What is required
Set down all the data again. Change nothing.

*** Supplied material ***

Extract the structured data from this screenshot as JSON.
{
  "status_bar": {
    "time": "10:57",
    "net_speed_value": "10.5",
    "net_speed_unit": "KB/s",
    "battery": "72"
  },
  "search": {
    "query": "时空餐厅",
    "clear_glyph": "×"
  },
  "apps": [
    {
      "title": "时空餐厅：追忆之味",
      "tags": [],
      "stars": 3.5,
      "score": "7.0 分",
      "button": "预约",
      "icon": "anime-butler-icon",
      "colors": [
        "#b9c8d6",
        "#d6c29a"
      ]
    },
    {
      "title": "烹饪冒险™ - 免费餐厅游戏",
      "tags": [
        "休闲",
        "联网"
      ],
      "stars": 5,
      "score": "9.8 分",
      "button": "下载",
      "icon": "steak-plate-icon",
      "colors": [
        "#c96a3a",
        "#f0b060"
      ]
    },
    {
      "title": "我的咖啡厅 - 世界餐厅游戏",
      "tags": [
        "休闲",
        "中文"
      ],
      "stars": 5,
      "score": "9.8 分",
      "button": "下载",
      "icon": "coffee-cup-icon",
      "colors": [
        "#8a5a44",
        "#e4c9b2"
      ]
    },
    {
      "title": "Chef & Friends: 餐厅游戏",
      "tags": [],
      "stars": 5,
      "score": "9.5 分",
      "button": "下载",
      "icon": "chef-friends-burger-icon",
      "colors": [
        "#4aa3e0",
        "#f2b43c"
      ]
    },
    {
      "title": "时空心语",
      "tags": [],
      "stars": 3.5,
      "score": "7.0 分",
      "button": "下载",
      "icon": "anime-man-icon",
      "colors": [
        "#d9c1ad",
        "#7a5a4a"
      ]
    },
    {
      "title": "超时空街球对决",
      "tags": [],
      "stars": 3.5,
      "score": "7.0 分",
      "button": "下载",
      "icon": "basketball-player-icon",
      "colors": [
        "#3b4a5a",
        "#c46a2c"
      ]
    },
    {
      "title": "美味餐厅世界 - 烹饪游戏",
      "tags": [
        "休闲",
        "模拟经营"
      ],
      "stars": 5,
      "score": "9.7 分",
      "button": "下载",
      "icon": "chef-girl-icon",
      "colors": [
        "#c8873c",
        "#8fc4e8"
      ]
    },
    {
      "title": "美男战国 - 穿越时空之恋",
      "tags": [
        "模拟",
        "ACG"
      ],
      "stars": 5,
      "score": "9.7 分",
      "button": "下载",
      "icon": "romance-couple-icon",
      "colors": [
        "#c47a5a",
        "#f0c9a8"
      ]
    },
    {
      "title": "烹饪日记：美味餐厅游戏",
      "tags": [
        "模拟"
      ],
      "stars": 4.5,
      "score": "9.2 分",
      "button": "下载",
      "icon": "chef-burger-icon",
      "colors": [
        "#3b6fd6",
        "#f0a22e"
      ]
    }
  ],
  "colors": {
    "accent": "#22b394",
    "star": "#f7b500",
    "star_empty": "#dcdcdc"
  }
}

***

Reply to the task
Extract the structured data from this screenshot as JSON.
{
  "status_bar": {
    "time": "10:57",
    "net_speed_value": "10.5",
    "net_speed_unit": "KB/s",
    "battery": "72"
  },
  "search": {
    "query": "时空餐厅",
    "clear_glyph": "×"
  },
  "apps": [
    {
      "title": "时空餐厅：追忆之味",
      "tags": [],
      "stars": 3.5,
      "score": "7.0 分",
      "button": "预约",
      "icon": "anime-butler-icon",
      "colors": [
        "#b9c8d6",
        "#d6c29a"
      ]
    },
    {
      "title": "烹饪冒险™ - 免费餐厅游戏",
      "tags": [
        "休闲",
        "联网"
      ],
      "stars": 5,
      "score": "9.8 分",
      "button": "下载",
      "icon": "steak-plate-icon",
      "colors": [
        "#c96a3a",
        "#f0b060"
      ]
    },
    {
      "title": "我的咖啡厅 - 世界餐厅游戏",
      "tags": [
        "休闲",
        "中文"
      ],
      "stars": 5,
      "score": "9.8 分",
      "button": "下载",
      "icon": "coffee-cup-icon",
      "colors": [
        "#8a5a44",
        "#e4c9b2"
      ]
    },
    {
      "title": "Chef & Friends: 餐厅游戏",
      "tags": [],
      "stars": 5,
      "score": "9.5 分",
      "button": "下载",
      "icon": "chef-friends-burger-icon",
      "colors": [
        "#4aa3e0",
        "#f2b43c"
      ]
    },
    {
      "title": "时空心语",
      "tags": [],
      "stars": 3.5,
      "score": "7.0 分",
      "button": "下载",
      "icon": "anime-man-icon",
      "colors": [
        "#d9c1ad",
        "#7a5a4a"
      ]
    },
    {
      "title": "超时空街球对决",
      "tags": [],
      "stars": 3.5,
      "score": "7.0 分",
      "button": "下载",
      "icon": "basketball-player-icon",
      "colors": [
        "#3b4a5a",
        "#c46a2c"
      ]
    },
    {
      "title": "美味餐厅世界 - 烹饪游戏",
      "tags": [
        "休闲",
        "模拟经营"
      ],
      "stars": 5,
      "score": "9.7 分",
      "button": "下载",
      "icon": "chef-girl-icon",
      "colors": [
        "#c8873c",
        "#8fc4e8"
      ]
    },
    {
      "title": "美男战国 - 穿越时空之恋",
      "tags": [
        "模拟",
        "ACG"
      ],
      "stars": 5,
      "score": "9.7 分",
      "button": "下载",
      "icon": "romance-couple-icon",
      "colors": [
        "#c47a5a",
        "#f0c9a8"
      ]
    },
    {
      "title": "烹饪日记：美味餐厅游戏",
      "tags": [
        "模拟"
      ],
      "stars": 4.5,
      "score": "9.2 分",
      "button": "下载",
      "icon": "chef-burger-icon",
      "colors": [
        "#3b6fd6",
        "#f0a22e"
      ]
    }
  ],
  "colors": {
    "accent": "#22b394",
    "star": "#f7b500",
    "star_empty": "#dcdcdc"
  }
}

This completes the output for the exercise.